Today, the Half Cent Coin remembers the bloody sea battle between the privateer Decatur and the HMS Dominica in the Atlantic ocean, southeast of Florida and northwest of Puerto Rico.
From Battles of the United States, By Sea and Land by Henry Barton Dawson, published in 1858:
August 5, 1813, The Capture of the Dominica
The enterprise and gallantry of the privateers which sailed from the several ports of the United States have been referred to in former chapters of this work; and the subject of this is a continuation of that series of exploits.
Among the vessels which were thus equipped and authorized to cruise against the enemy was the schooner Decatur, of Charleston, South Carolina, carrying six twelve-pound carronades, one long-eighteen, on a pivot, and one hundred and three men, Captain Dominique Diron, commanding.
She had been cruising in the track of the West India traders; and, on the fifth of August, she was in latitude 23° 4′ N., longitude, about 67° W., steering to the northward, under easy sail.
At half-past ten in the morning two sail were discovered from the masthead; and the schooner, tacking to the southward, immediately made chase.
Half an hour afterwards they were made out to be a ship and schooner, standing to the northward; and at half-past twelve the Decatur came abreast of the schooner, which showed British colors.
At one o’clock the Decatur wore round, still keeping to windward of the schooner; and half an hour afterwards the latter opened a fire, which inflicted no injury.
The Decatur’s crew were called to quarters; the guns and small-arms were loaded; the grapplings, swords, pikes, and other arms were got in readiness for boarding; the necessary ammunition, water, &c., were taken on deck; the hatches were fastened down; and every preparation was made for an engagement.
The plan of operations was to bear down on her opponent, to throw in a fire from all her guns and small arms, and, taking advantage of the smoke, to board.
With this design, at two o’clock, the Decatur wore, in order to pass under the schooner’s stern, and give her a raking fire; but this object was thwarted, by the enemy lufﬁng, and throwing in a full broadside, as the former came up, without doing any damage.
A cannonade, with the Decatur’s long gun, followed; and, the latter having hoisted American colors, at half-past two, the schooner appeared desirous of shaking off her antagonist.

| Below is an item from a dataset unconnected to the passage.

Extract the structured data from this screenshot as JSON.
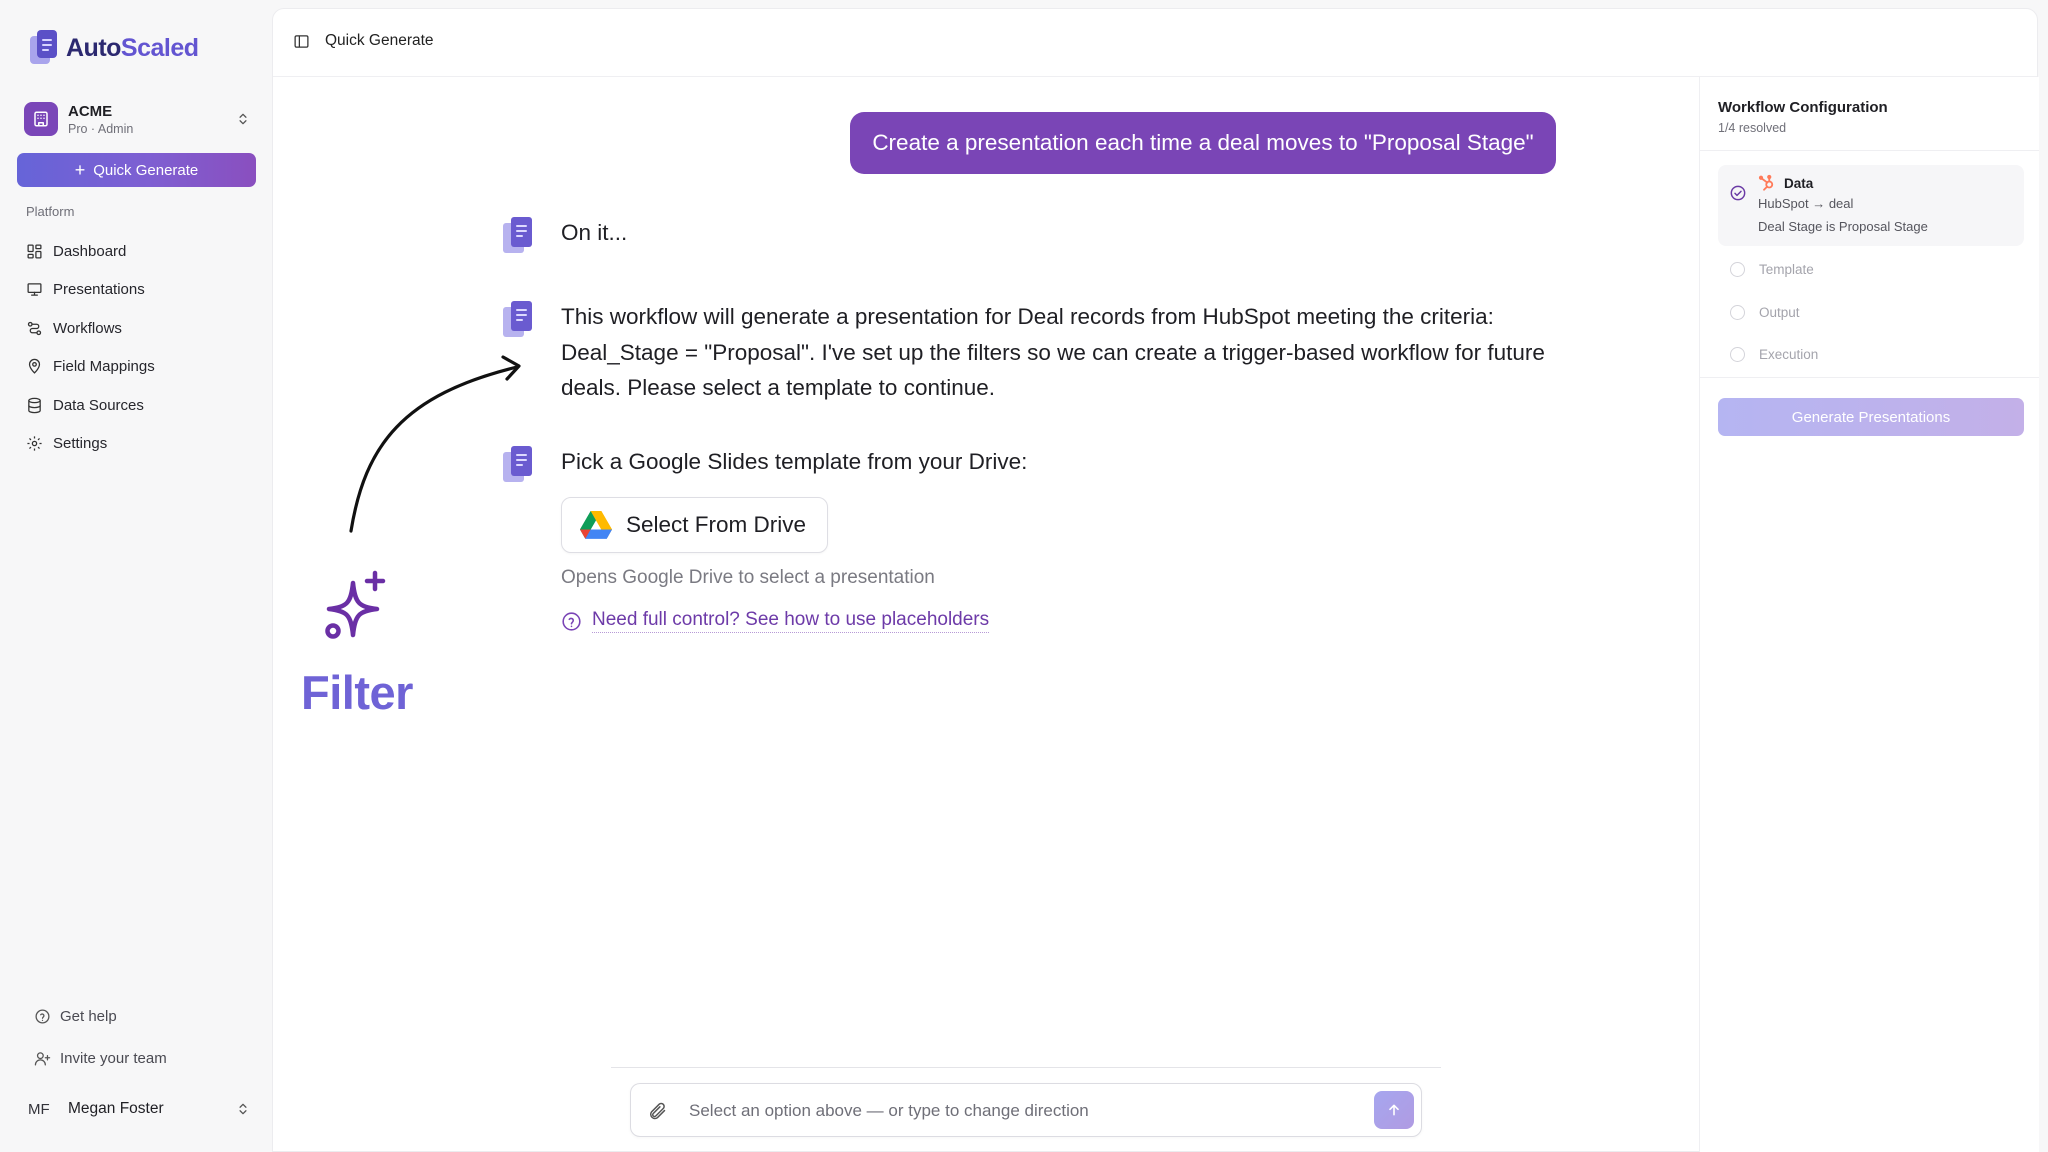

To prevent this the Decatur hauled upon the larboard-tack, with the hope of bringing her bowsprit over the schooner’s stern; but this was prevented, and another broadside, which injured the Decatur’s sails and rigging, was given by the former, and answered with the long gun of the latter.
Thus the contest continued—the one attempting to run into and board her antagonist, the latter skillfully avoiding her, and keeping up a warm fire—until half-past three o’clock, when the bow sprit of the Decatur was run over the schooner’s stern,—her jib-boom piercing the mainsail of the latter,—and under “a terrible fire” from her guns and small-arms, the boarders, led by the first prize-master (Vincent Saﬁth) and the quarter-master (Thomas Wasborn), rushed to the schooner’s quarter-deck.
The crew of the schooner being unable to separate the vessels, a terrible scene of slaughter ensued on the schooner’s quarter-deck; and the vessels, meanwhile, gradually worked alongside of each other.
While thus situated Captain Diron ordered his entire crew to board; and, having abandoned their guns, the order was “executed with the promptness of lightning.”
The contest now became a close hand-to-hand engagement, and it was carried on with the most desperate energy.
Pistols, cutlasses, boarding-pikes, cold shot hurled by hand, and every other
conceivable means of offense and defense were resorted to by both the crews; and one of the bloodiest and most desperately contested engagements on record was carried on the schooner’s deck.
At length, the deck having been covered with the dead and wounded, the Captain and all the principal officers of the schooner having fallen, and the Decatur’s crew having overpowered their opponents, the colors of the schooner were struck by the victors, and the engagement ended.
The force of the Decatur has been already noticed; that of the schooner— which proved to be His Britannic Majesty’s schooner Dominica—was twelve twelve-pound carronades, two long-sixes, a thirty-two-pound carronade on a pivot, and a brass four-pound swivel, with a crew of seventy-seven men.
The loss of the former was three killed and fifteen wounded, that of the latter was Captain Barrette, her commander, Master Sackett, Purser Brown, Midshipmen Archer and Parry, and eight men, killed , Midshipman Nichols and forty-six men, wounded—leaving the surgeon, Midshipman Lindo, and ﬁfteen of her crew, alone, without having suffered injury.
It was said, by a contemporary writer, that “This engagement has been the most bloody, and the loss of the killed and wounded, on the part of the enemy, in proportion to the number engaged, perhaps the greatest of any action to be found in the records of naval warfare.”
The Half Cent Coin shows with an image of a seven-gun ship similar to that used by the privateers during the War of 1812.